In an earlier cp4space post, I presented a set of five 5-sided dice. We can draw a directed graph associated with this set of dice:

Each vertex represents a die. If die A beats die B with a probability greater than ½, we draw a directed edge from A to B. If two dice have equal probability of beating each other, we leave the edge blank. We make the additional restriction that for each value *x*, no two dice can have *x* on a face; this ensures that there are no ‘draws’ between two dice.

Can we, for every directed graph, create a set of non-transitive dice corresponding to it? Radu Bumbacea answered this question in the affirmative, devising a construction for a set of *n* dice with 2*e* faces emulating any given digraph with *n* vertices and *e* directed edges. So, for the digraph given above, his construction would require five icosahedral dice. You might want to try finding a similar construction yourself.

### Tournaments, lower bounds and quadratic residues

A *tournament* is a complete directed graph with *n* vertices and edges. Radu’s construction gives an upper bound of faces on each die. Can we establish a lower bound? Indeed, we can. There are different tournaments on *n* vertices, and ways to assign distinct values to* n* dice with *F* faces each. Using Stirling’s formula and considering the asymptotics, it is evident that we have a lower bound of , where the logarithm is base-2. This is considerably lower than Radu’s upper bound.

In the basic set of three non-transitive dice, we have the property that if one player chooses a die, you can choose another die so that you have a probability greater than ½ of securing a win. We can choose a more complicated tournament, where any pair of dice can be beaten by a third die. An elegant solution is to consider the dice to be integers modulo 7, and declare that one die beats another if their difference is a quadratic residue:

Using Radu’s construction, we can design a set of seven 42-faced dice which beat each other according to this directed graph. It transpires that this is quite suboptimal, though, as Oskar van Deventer discovered an equivalent set of seven 3-faced dice; their double covers are shown below:

The quadratic residue construction also gives a tournament with 19 vertices, where any set of three vertices is beaten by another vertex. Oskar hasn’t found an elegant set of dice for this tournament, although Radu’s construction gives a set of nineteen 342-faced dice. The order-19 tournament is rendered below, where the colour gradient indicates edge direction:

It’s possible to generalise even further, constructing sets of dice such that for any subset of size *k*, there exists a die which beats each of them with probability ≥ ½.

Hakan Kjellerstrand has a constraint programming formulation of a search for a set of nontransitive dice.
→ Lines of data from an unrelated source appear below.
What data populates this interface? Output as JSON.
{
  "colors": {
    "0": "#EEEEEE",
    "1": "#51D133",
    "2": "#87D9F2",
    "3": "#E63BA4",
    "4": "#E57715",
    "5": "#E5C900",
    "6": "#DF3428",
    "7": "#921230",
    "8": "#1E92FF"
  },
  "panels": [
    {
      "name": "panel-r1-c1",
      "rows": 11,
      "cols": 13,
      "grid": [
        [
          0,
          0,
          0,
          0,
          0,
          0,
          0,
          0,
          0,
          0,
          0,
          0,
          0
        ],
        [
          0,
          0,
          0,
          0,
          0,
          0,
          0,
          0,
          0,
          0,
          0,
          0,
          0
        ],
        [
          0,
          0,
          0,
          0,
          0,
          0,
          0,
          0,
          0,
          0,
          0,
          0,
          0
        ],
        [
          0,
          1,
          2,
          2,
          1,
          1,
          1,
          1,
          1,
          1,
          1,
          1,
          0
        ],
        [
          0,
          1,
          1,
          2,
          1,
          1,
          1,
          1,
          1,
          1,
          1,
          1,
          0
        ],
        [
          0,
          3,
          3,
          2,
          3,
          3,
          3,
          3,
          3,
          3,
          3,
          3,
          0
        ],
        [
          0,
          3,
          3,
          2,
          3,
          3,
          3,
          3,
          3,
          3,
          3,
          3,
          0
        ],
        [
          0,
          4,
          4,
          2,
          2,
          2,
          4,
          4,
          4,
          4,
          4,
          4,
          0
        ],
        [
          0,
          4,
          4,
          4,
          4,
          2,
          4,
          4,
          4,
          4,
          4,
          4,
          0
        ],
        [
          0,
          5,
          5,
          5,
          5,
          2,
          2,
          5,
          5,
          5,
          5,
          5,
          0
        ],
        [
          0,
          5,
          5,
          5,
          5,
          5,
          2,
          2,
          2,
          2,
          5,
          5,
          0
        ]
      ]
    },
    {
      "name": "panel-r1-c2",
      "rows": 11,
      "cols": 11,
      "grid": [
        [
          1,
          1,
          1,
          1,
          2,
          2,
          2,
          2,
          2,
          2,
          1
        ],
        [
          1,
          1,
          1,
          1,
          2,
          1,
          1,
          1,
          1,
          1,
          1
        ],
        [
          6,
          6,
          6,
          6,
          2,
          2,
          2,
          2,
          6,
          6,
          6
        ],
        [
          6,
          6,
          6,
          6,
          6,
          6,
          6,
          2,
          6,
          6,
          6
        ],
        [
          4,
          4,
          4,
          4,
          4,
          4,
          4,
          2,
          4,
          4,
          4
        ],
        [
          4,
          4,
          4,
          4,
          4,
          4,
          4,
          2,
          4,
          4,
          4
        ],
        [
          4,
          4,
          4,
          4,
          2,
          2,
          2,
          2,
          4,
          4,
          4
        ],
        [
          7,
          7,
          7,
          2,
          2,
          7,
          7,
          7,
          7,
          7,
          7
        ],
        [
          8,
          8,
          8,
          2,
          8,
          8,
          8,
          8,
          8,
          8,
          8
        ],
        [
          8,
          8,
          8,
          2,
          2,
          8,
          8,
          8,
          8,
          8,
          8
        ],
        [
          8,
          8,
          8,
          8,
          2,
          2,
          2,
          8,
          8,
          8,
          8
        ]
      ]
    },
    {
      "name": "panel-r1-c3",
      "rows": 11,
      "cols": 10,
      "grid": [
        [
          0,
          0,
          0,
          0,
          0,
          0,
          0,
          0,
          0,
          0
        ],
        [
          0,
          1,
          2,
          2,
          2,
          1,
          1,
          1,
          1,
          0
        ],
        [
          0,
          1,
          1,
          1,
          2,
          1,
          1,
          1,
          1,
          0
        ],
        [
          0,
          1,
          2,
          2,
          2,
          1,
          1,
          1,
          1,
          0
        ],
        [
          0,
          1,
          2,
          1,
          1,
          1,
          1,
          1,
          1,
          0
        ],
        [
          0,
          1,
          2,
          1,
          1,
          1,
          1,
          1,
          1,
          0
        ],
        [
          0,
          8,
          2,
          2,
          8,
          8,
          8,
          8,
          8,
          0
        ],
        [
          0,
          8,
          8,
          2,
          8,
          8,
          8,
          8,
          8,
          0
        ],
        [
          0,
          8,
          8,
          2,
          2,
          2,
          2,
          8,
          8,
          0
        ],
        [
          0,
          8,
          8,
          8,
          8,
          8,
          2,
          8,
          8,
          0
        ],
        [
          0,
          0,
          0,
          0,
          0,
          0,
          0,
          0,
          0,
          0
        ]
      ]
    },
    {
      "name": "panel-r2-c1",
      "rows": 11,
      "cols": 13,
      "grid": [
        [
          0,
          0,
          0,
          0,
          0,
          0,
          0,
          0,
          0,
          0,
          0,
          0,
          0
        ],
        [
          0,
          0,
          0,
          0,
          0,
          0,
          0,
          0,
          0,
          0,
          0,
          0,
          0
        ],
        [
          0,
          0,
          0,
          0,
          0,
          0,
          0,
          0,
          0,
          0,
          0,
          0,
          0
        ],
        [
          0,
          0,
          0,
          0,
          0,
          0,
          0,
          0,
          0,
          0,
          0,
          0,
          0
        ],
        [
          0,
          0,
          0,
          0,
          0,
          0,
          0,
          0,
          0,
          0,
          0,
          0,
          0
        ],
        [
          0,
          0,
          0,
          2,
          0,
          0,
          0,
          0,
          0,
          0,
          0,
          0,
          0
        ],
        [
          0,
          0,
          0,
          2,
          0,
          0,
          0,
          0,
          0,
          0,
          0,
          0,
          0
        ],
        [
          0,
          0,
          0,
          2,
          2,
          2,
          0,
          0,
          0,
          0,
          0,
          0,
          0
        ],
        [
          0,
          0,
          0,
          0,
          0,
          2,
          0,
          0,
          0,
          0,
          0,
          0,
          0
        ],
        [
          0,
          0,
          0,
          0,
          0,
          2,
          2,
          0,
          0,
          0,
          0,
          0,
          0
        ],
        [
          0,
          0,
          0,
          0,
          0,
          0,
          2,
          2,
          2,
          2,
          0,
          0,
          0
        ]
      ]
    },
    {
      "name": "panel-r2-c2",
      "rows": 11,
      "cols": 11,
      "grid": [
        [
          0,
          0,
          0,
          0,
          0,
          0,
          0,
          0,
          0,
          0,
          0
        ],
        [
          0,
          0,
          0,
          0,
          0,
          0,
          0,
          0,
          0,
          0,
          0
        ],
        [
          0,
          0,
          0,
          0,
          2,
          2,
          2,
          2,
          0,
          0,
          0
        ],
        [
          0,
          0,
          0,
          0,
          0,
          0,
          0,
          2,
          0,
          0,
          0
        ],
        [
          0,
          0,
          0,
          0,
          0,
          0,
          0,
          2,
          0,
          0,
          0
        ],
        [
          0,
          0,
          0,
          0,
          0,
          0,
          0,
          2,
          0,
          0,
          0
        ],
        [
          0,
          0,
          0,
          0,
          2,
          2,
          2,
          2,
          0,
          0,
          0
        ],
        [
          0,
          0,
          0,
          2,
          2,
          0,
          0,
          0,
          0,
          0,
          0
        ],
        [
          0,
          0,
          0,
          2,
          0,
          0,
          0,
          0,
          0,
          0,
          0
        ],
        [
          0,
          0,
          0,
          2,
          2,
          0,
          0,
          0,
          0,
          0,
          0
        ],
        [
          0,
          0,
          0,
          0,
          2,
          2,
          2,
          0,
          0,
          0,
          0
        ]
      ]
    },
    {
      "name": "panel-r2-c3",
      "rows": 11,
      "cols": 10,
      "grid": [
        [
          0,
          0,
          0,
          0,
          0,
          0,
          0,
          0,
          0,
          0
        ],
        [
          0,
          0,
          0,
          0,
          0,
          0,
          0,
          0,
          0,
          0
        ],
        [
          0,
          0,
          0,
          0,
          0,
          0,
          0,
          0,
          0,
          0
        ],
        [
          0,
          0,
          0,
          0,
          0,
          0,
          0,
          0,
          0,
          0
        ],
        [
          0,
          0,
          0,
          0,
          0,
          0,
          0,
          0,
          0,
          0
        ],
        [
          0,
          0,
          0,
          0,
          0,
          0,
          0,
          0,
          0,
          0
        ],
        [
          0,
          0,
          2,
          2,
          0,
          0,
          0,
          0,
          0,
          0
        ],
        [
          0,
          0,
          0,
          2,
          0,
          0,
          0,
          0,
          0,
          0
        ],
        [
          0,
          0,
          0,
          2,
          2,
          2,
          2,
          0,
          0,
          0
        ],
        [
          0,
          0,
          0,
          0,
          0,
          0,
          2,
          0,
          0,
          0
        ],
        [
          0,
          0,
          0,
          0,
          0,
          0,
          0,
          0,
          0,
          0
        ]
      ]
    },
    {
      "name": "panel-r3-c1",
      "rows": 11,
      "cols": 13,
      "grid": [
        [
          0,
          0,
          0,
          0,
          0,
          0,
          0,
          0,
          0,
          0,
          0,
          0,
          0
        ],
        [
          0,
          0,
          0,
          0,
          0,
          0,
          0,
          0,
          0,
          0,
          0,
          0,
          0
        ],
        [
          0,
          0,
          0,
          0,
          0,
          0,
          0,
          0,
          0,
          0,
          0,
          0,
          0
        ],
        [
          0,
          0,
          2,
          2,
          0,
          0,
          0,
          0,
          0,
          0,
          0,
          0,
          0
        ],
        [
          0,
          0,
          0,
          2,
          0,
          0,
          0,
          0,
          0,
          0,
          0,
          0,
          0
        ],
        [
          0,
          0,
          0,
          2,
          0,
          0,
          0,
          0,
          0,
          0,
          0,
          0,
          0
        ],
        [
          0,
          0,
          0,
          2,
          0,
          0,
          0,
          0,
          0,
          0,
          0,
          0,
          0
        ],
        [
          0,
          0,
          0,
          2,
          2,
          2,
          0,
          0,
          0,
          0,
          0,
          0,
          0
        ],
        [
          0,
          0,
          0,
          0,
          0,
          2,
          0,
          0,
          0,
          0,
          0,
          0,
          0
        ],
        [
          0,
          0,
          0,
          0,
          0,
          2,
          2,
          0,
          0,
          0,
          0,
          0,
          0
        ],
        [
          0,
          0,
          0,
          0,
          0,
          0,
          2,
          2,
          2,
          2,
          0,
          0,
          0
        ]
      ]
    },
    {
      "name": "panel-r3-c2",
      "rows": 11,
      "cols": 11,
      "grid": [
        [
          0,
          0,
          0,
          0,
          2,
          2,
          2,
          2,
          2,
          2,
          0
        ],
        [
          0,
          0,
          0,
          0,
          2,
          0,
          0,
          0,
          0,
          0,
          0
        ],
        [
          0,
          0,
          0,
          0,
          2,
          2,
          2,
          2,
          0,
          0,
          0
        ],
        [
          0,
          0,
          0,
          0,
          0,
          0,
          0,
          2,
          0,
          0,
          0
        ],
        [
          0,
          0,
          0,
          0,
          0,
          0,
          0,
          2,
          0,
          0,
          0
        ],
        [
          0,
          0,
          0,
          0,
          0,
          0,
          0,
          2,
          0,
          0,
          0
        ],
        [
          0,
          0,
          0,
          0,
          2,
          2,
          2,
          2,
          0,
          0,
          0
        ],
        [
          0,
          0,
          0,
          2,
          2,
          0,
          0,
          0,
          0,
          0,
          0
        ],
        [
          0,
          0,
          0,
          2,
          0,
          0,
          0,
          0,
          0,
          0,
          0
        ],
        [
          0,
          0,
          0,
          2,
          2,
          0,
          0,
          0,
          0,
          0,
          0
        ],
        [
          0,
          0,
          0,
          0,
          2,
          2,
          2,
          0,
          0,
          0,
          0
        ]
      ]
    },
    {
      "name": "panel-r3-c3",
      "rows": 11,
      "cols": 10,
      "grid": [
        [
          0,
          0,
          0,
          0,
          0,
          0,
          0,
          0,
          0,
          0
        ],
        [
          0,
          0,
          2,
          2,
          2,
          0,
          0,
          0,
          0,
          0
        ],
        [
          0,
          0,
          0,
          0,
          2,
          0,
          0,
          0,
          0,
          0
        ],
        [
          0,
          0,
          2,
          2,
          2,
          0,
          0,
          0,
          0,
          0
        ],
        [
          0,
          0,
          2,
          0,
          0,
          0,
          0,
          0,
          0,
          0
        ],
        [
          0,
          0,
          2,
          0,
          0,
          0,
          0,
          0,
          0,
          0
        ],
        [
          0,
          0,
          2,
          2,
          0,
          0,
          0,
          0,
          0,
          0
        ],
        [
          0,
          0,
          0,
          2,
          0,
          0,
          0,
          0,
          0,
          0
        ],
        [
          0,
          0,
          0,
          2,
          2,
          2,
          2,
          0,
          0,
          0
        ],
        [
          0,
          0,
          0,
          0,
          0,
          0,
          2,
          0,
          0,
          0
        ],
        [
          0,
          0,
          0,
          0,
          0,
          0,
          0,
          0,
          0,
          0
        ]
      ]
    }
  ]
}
It might be possible to adjust it to search for a set of dice modeling a given dag, instead of (if I understand the code correctly) a cycle.

http://www.hakank.org/minizinc/nontransitive_dice.mzn

Something like that could be used generate data points that might point to a tighter variant of Radu’s construction.

Can you try to help me with certain combinatorical problem?

Consider finite but arbitrary number of boxes, each of which contains nonnegative integer. One of them is called counter, another one decrementor, and all other are stacks. Stacks are ordered from left to right. Let {a;b,c,…,y;z} denote counter with number a, stacks with numbers b,c,… and decrementor with number z. We define one step as changing this configuration to {a+1;b’,c’,…,y’;z’} with two constrains – sum of stacks and decrementor numbers is less than counter, and b,c,…,z is lexicographically greater than b’,c’,…,z’. Using ordinal arithmetics we can easily prove this process always terminates. A bit harder to prove is that there is maximal such mumber of steps. Let F(a,n) denote maximal such number for configuration {a;a,0,…,0;0) with n stacks. I estimated that F(a,n)~2^^…^^a with n Knuth up-arrows.

My question considers this: add one more constrain to step – b must be larger than c, c must be larger than d etc. but decrementor can still be as large as we wish. It heavily decreases growth of function. But how much exactly? Can we attain tetrational growth in terms of change of a?

There is a maximal number of such steps by König’s tree lemma (no infinite sequence, and finitely many choices at each step). Yes, the growth rate for the original variant is certainly Ackermann-esque (c.f. coins in boxes from the first fast-growing function article). For the second problem, the variables {b,c,…,y} are limited to a number of possibilities exponential in n (and, for fixed n, polynomial in a). The value of z can double (or something like that) every time {b,c,…,y} changes, so this gives a bound of O(2^(a^n)) for the maximum final value of z.

Thank you very much. Koenig’s lemma is very strong tool, I also used it to prove that there exists such a bound. I’m a bit disappointed with this result, I hoped for at least tetrational growth possible in terms of n, but now I see why I was wrong

I believe I have found a set that satisfies the 19-Dice problem using Oskar’s construction. I found a set of dice with 18 sides each. I would like to know how to publish this set and prove that it is minimal to the problem constraints.